1486 CAXTON Curial 3 The abuses of the courte..ben suche that a man is neuer suffred tenhaunce hymself. 1550 CROWLEY Last Trumpet 615 Thou learned man, do not disdayne..Thy greate abuses to refrayne, And in thy callyng to go ryght. 1699 DR. TANNER in Pepys' Diary VI. 186 Some letters about the abuses of Christ's Hospital. a1745 SWIFT Adv. of Relig. Wks. 1824 VIII. 107 The nature of things is such, that, if abuses be not remedied, they will certainly increase. 1780 BURKE Sp. on Econ. Ref. Wks. III. 247 There is a time, when the hoary head of inveterate abuse will neither draw reverence, nor obtain protection. 1855 MACAULAY Hist. Eng. IV. 121 It seemed perfectly natural that he should defend abuses by which he profited.

4. Imposture, deceit; delusion. Obs.

1555 Fardle of Facions, Pref. 15 Some he [the deuell] reuersed into their former abuses and errours. 1602 SHAKES. Ham. IV. vii. 51 Or is it some abuse? Or no such thing? 1605 {emem} Macb. III. iv. 142 My strange and self-abuse Is the initiate feare, that wants hard vse. 1653 URQUHART Rabelais I. xlv, Do the false prophets teach you such abuses?

5. Injury, wrong, ill-usage.
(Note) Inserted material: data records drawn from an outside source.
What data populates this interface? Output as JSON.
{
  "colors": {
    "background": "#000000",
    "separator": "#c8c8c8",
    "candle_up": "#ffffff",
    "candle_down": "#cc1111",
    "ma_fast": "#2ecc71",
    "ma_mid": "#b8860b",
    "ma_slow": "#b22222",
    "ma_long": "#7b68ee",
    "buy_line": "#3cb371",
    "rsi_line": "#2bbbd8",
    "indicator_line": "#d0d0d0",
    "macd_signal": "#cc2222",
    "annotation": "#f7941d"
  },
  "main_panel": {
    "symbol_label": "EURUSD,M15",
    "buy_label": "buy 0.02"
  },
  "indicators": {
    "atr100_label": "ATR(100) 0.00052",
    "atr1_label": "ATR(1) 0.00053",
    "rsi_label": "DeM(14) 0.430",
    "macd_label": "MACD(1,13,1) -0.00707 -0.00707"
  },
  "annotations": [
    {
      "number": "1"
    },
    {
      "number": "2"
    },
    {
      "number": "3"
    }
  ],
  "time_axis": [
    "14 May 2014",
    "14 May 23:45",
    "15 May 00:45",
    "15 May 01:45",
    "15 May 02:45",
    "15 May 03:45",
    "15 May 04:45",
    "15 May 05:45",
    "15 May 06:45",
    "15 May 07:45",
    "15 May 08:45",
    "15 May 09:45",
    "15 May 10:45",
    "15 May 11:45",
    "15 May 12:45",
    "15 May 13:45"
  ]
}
Obs.

1593 SHAKES. 3 Hen. VI, III. iii. 188 Did I let passe th' abuse done to my Neece? 1598 {emem} Merry W. V. iii. 8 My husband will not reioyce so much at the abuse of Falstaffe, as he will chafe at the Doctors marrying my daughter. 1682 LUTTRELL Brief Rel. (1857) I. 224 Lieutenant Colonel Quiney..offered an abuse to Sir John Lawrence by pulling him down off the hustings.

6. Violation, defilement (now only in self-abuse).

1580 SIDNEY Arc. II. (T.), Was it not enough for him to have deceived me, and through the deceit abused me, and after the abuse forsaken me? 1751 CHAMBERS Cycl. s.v. Abuse, Self-Abuse is a phrase used by some late writers for the crime of self-pollution.

7. Injurious speech, reviling, execration; abusive language

1559 Myrroure for Mag. i. 4 Blowen up the blast of all abuse. 1603 SHAKES. Meas. for M. V. i. 347 Harke how the villaine would close now, after his treasonable abuses. 1759 DILWORTH Life of Pope 77 Mr. Pope bore for a long time the gross abuses thrown out by his adversaries. 1780 HARRIS Philol. Enq. (1841) 534 For every past age, when present, has been the object of abuse. a1859 MACAULAY Hist. Eng. (1861) V. xxiv. 128 The two parties, after exchanging a good deal of abuse, came to blows.